Although celestial imaging is one of the keystones in the professional astronomy, it is also very accessible to today's amateurs, even with modest equipment. Astrophotography has rapidly flourished in the past two decades with the development of electronic imaging sensors. Today, having a DSLR and a simple telescope or even just a DSLR it is possible to record some really spectacular stellar views. Some of these records can even be used for scientific purposes. More advanced techniques can utilize specialized cooled cameras, motorised telescopes, colour filters and even online access to remote semi-professional observatories' telescopes. In this section we would like to share some of our astro imaging projects.
An important note - all images here were captured on to sensitive electronic sensors using specialized methodologies, the actual humans eye's view through a telescope's eyepiece will have much less size, detail and colour.
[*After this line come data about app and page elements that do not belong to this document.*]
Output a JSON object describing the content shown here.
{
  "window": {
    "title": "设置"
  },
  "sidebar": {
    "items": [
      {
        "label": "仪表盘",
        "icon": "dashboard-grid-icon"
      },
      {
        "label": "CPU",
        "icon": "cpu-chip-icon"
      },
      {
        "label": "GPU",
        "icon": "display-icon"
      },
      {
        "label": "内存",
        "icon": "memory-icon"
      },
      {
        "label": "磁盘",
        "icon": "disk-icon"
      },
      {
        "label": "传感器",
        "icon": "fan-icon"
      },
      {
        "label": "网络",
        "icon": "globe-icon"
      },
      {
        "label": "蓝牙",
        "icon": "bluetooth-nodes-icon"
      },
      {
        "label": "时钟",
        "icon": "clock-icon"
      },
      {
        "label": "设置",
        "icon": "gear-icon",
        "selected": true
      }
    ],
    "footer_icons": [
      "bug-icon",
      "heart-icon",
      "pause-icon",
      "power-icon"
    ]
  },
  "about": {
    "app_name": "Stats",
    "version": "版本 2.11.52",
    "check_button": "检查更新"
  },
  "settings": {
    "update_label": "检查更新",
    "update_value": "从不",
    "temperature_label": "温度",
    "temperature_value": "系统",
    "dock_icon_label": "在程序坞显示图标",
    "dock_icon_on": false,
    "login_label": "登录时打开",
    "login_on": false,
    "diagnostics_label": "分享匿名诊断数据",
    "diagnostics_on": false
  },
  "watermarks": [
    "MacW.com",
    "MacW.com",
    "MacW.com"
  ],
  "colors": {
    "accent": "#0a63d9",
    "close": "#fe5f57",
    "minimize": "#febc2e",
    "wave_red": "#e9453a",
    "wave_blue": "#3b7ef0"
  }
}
M42 Great Orion Nebula - was taken on 2017-Dec-18 using Nikon D800 DSLR, connected to a motorised Celestron C6R refractor telescope with 150mm aperture. The M42 nebula takes most of the image centre. The nebulosity at the upper left hand corner is the so called "Running Man" M43 nebula.
The Pinwheel Galaxy M101 - captured 2019-Mar-28 using Celestron C6R refractor and Nikon D800. 10x 90 second exposures were taken.
The Cigar (far left), The Bode (center) and The Garland (bottom right) galaxies - captured 2020-Jan-17
The Andromeda Galaxy M31 - captured 2019-Feb-26 using Celestron C6R refractor and Nikon D800.
M13 Great Cluster in Hercules - most spectacular globular star cluster in Northern Hemisphere. One of the oldest objects in our galaxy.
Captured using Celestron C6R 150/1200mm refractor and Nikon D800 camera. 27x 40 second exposures were taken on 2018-Apr-19
The above images are examples of Deep Sky Objects (a celestial objects which are not a part of our Solar System). Such images are normally taken with a camera connected to a prime focus of a motorised telescope, using several long exposures and stacking these individual exposures in to a final image at the post-processing stage. Such approach allows better signal to noise ratio and allows to pull out very weak matters, invisible to the human eye.
The next images are presenting some of our Solar System planets captured through a small to average refractor telescopes. The methodology of Solar System imaging is quite different from capturing DSOs - instead of using long exposures and multi-frames' stacking video recording is used, capturing hundreds or thousands of relatively short exposure frames and stacking them afterwards. The idea behind is to fight our planet's athmosphere (which is often very turbulent) to get as much detail as possible. By capturing so many frames there is a chance to find a clear "window", signal to noise ratio is important as well.
From left to right - Venus, Mars, Jupiter and Saturn. The planets were captured in 2016-2017 using 80mm, 90mm and 150mm (Saturn) aperture refractors.
Wider view of Jupiter with some of its moons - Io, Ganimede and Europe.
Animation, made of 3 images, representing the rotation of Mars.
Captured during 2016 Mars opposition on a 90mm refractor.
Rotation of Jupiter, five frames taken within 40 minutes timespan
Although the Earth's Moon can be considered as an easy target, that is not always the case.
To capture the Moon as a high resolution, detailed surface could take a significant effort.
Normally, a series of frames taken to cover a whole surface and then processed in to a single image.
The example of a single frame, taken at another session on 2018-Jan-29
The craters Aristarchus (center, 40km diameter) and Herodotus (immediate left, 35km diameter). The image was taken on a Celestron C6R 150mm refractor.